Banks have challenges to provide innovative products due to their legacy computer systems, which in some cases are held together by essentially electronic band aids;  fintech companies have innovative ideas, but not the necessary know-how or appreciation for understanding how regulation works.  In some ways banks and fintech relationships are frenemies with benefits.   Banks simply can’t just do what fintechs do because legacy bank technology is so frail and fintechs need access to the payment systems.  Banks need a fintech strategy to remain relevant, especially to the millennial and younger customers who expect instant and 24/7 access.  Such demographic shift is a driving force in the decision making today.  So, at the end of the day, banks have to accept frenemies with benefits relationship with fintech companies.  They need each other. It is a misstep to believe that fintechs will replace banks or that banks will vanquish fintechs.  They are going to complement each other. Banks and fintechs will need solid relationships but will face challenges when they fall out of love, as disengagement will hurt customers.   Over the next few years we’ll see this issue arise over and over again – fintechs seeking different banking partners and banks deciding they don’t like a particular fintech partner.  Challenges will arise under the Bank Merger Act, which stipulates that one bank can’t move funds to another bank without regulatory approval.  Regulatory approval typically doesn’t occur on a fintech’s timeframe, which is a challenge to manage their expectations.
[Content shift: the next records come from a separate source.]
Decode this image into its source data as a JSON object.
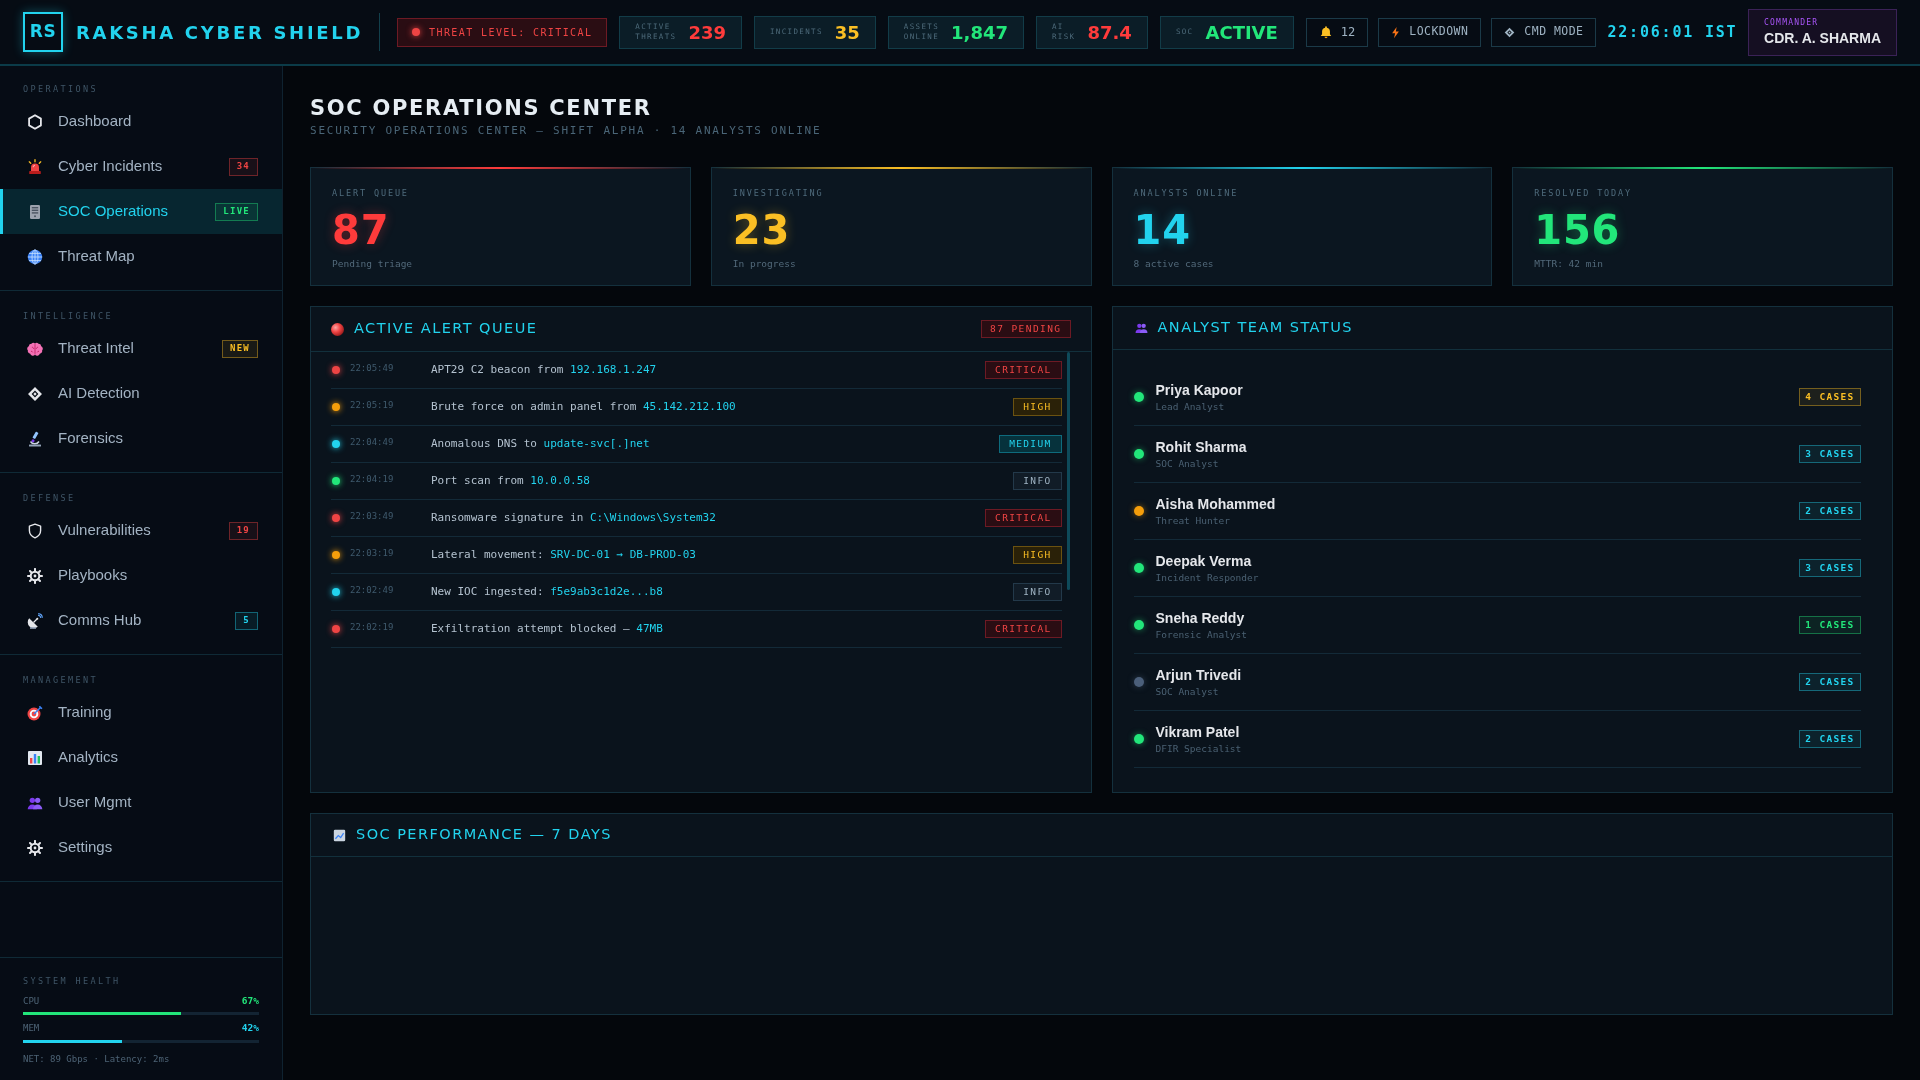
{
  "header": {
    "logo": "RS",
    "title": "RAKSHA CYBER SHIELD",
    "threat_level": "THREAT LEVEL: CRITICAL",
    "metrics": [
      {
        "label": "ACTIVE THREATS",
        "value": "239",
        "color": "#ff3b3b"
      },
      {
        "label": "INCIDENTS",
        "value": "35",
        "color": "#fbbf24"
      },
      {
        "label": "ASSETS ONLINE",
        "value": "1,847",
        "color": "#22e67a"
      },
      {
        "label": "AI RISK",
        "value": "87.4",
        "color": "#ff3b3b"
      },
      {
        "label": "SOC",
        "value": "ACTIVE",
        "color": "#22e67a"
      }
    ],
    "notifications": "12",
    "buttons": [
      "LOCKDOWN",
      "CMD MODE"
    ],
    "clock": "22:06:01 IST",
    "user": {
      "role": "COMMANDER",
      "name": "CDR. A. SHARMA"
    }
  },
  "sidebar": {
    "sections": [
      {
        "title": "OPERATIONS",
        "items": [
          {
            "label": "Dashboard",
            "selected": false
          },
          {
            "label": "Cyber Incidents",
            "badge": "34",
            "color": "#ef4444",
            "selected": false
          },
          {
            "label": "SOC Operations",
            "badge": "LIVE",
            "color": "#22e67a",
            "selected": true
          },
          {
            "label": "Threat Map",
            "selected": false
          }
        ]
      },
      {
        "title": "INTELLIGENCE",
        "items": [
          {
            "label": "Threat Intel",
            "badge": "NEW",
            "color": "#fbbf24",
            "selected": false
          },
          {
            "label": "AI Detection",
            "selected": false
          },
          {
            "label": "Forensics",
            "selected": false
          }
        ]
      },
      {
        "title": "DEFENSE",
        "items": [
          {
            "label": "Vulnerabilities",
            "badge": "19",
            "color": "#ef4444",
            "selected": false
          },
          {
            "label": "Playbooks",
            "selected": false
          },
          {
            "label": "Comms Hub",
            "badge": "5",
            "color": "#22d3ee",
            "selected": false
          }
        ]
      },
      {
        "title": "MANAGEMENT",
        "items": [
          {
            "label": "Training",
            "selected": false
          },
          {
            "label": "Analytics",
            "selected": false
          },
          {
            "label": "User Mgmt",
            "selected": false
          },
          {
            "label": "Settings",
            "selected": false
          }
        ]
      }
    ],
    "system_health": {
      "title": "SYSTEM HEALTH",
      "meters": [
        {
          "label": "CPU",
          "reading": "67%",
          "level": 0.67,
          "color": "#22e67a"
        },
        {
          "label": "MEM",
          "reading": "42%",
          "level": 0.42,
          "color": "#22d3ee"
        }
      ],
      "footer": "NET: 89 Gbps · Latency: 2ms"
    }
  },
  "page": {
    "title": "SOC OPERATIONS CENTER",
    "subtitle": "SECURITY OPERATIONS CENTER — SHIFT ALPHA · 14 ANALYSTS ONLINE"
  },
  "stats": [
    {
      "label": "ALERT QUEUE",
      "value": "87",
      "note": "Pending triage",
      "color": "#ff3b3b"
    },
    {
      "label": "INVESTIGATING",
      "value": "23",
      "note": "In progress",
      "color": "#fbbf24"
    },
    {
      "label": "ANALYSTS ONLINE",
      "value": "14",
      "note": "8 active cases",
      "color": "#22d3ee"
    },
    {
      "label": "RESOLVED TODAY",
      "value": "156",
      "note": "MTTR: 42 min",
      "color": "#22e67a"
    }
  ],
  "alert_queue": {
    "title": "ACTIVE ALERT QUEUE",
    "badge": "87 PENDING",
    "alerts": [
      {
        "time": "22:05:49",
        "message": "APT29 C2 beacon from",
        "target": "192.168.1.247",
        "severity": {
          "text": "CRITICAL",
          "kind": "critical"
        },
        "color": "#ef4444"
      },
      {
        "time": "22:05:19",
        "message": "Brute force on admin panel from",
        "target": "45.142.212.100",
        "severity": {
          "text": "HIGH",
          "kind": "high"
        },
        "color": "#f59e0b"
      },
      {
        "time": "22:04:49",
        "message": "Anomalous DNS to",
        "target": "update-svc[.]net",
        "severity": {
          "text": "MEDIUM",
          "kind": "medium"
        },
        "color": "#22d3ee"
      },
      {
        "time": "22:04:19",
        "message": "Port scan from",
        "target": "10.0.0.58",
        "severity": {
          "text": "INFO",
          "kind": "info"
        },
        "color": "#22e67a"
      },
      {
        "time": "22:03:49",
        "message": "Ransomware signature in",
        "target": "C:\\Windows\\System32",
        "severity": {
          "text": "CRITICAL",
          "kind": "critical"
        },
        "color": "#ef4444"
      },
      {
        "time": "22:03:19",
        "message": "Lateral movement:",
        "target": "SRV-DC-01 → DB-PROD-03",
        "severity": {
          "text": "HIGH",
          "kind": "high"
        },
        "color": "#f59e0b"
      },
      {
        "time": "22:02:49",
        "message": "New IOC ingested:",
        "target": "f5e9ab3c1d2e...b8",
        "severity": {
          "text": "INFO",
          "kind": "info"
        },
        "color": "#22d3ee"
      },
      {
        "time": "22:02:19",
        "message": "Exfiltration attempt blocked —",
        "target": "47MB",
        "severity": {
          "text": "CRITICAL",
          "kind": "critical"
        },
        "color": "#ef4444"
      }
    ]
  },
  "analyst_team": {
    "title": "ANALYST TEAM STATUS",
    "analysts": [
      {
        "name": "Priya Kapoor",
        "role": "Lead Analyst",
        "color": "#22e67a",
        "cases": {
          "text": "4 CASES",
          "color": "#fbbf24"
        }
      },
      {
        "name": "Rohit Sharma",
        "role": "SOC Analyst",
        "color": "#22e67a",
        "cases": {
          "text": "3 CASES",
          "color": "#22d3ee"
        }
      },
      {
        "name": "Aisha Mohammed",
        "role": "Threat Hunter",
        "color": "#f59e0b",
        "cases": {
          "text": "2 CASES",
          "color": "#22d3ee"
        }
      },
      {
        "name": "Deepak Verma",
        "role": "Incident Responder",
        "color": "#22e67a",
        "cases": {
          "text": "3 CASES",
          "color": "#22d3ee"
        }
      },
      {
        "name": "Sneha Reddy",
        "role": "Forensic Analyst",
        "color": "#22e67a",
        "cases": {
          "text": "1 CASES",
          "color": "#22e67a"
        }
      },
      {
        "name": "Arjun Trivedi",
        "role": "SOC Analyst",
        "color": "#4b5f7a",
        "cases": {
          "text": "2 CASES",
          "color": "#22d3ee"
        }
      },
      {
        "name": "Vikram Patel",
        "role": "DFIR Specialist",
        "color": "#22e67a",
        "cases": {
          "text": "2 CASES",
          "color": "#22d3ee"
        }
      }
    ]
  },
  "performance": {
    "title": "SOC PERFORMANCE — 7 DAYS"
  }
}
While focusing on the consumer, change is necessary to address what will become a very common challenge in bank-fintech relationships.

How do you make the best use of your day? 

I always start my day watching Squawk Box on CNBC and reviewing the Wall Street Journal  and American Banker to see what clients are seeing and thinking about.

What do you like most about what you do?

I like the variety – I can be working with a new product, a new bank, a merger, guiding a client around a regulatory issue – the day goes by very fast.

What inspires you? 

I am inspired by so many people with a great idea – I have a client who always says one more thing – and that one more thing can floor me with its new perspective on an old way to do something.

What is the best advice you have ever received? 
The best advice I have ever received is to sleep on it or the 24-hour rule– in the fog of war, dealing with an issue you can lose perspective – also don’t use the respond all feature on email.

What do you look up to the most and why?

I look up to clients who are always trying to make the better mousetrap – making that mouse-trap fit within the current rules and regulations is my challenge, but that is what makes the day go by faster.

April 2018 - Dina Ellis Rochkind, Of Counsel, Paul Hastings LLP

March 2018 - Marti Tirinnanzi, President and CEO, Financial Standards, Inc.

February 2018 - Janis Smith, Board of Governors, National Housing Conference

November 2017 - Mary Pat Denney, Managing Director, Risk Initiative Vertical, The Oakleaf Group

September 2017 - Joanna Girardin Shapiro, Managing Director, Global Client Management, Bank of New York Mellon

July 2017 - Mary Martha Fortney, President, The Fortney Group

June 2017 - Kris Kully, Partner, Mayer Brown

May 2017 - Lee Ann Hoover, Financial Services Advisory and Compliance, Navigant Inc.

April 2017 - Faith Arnold Schwartz, Chairman, HLP, Principal, HFSS, LLC, Advisor to Accenture Credit Services

March 2017 - Debbie Matz, Board Member, Mutual of Omaha Bank; Advisory Board OpenDoor Trading LLP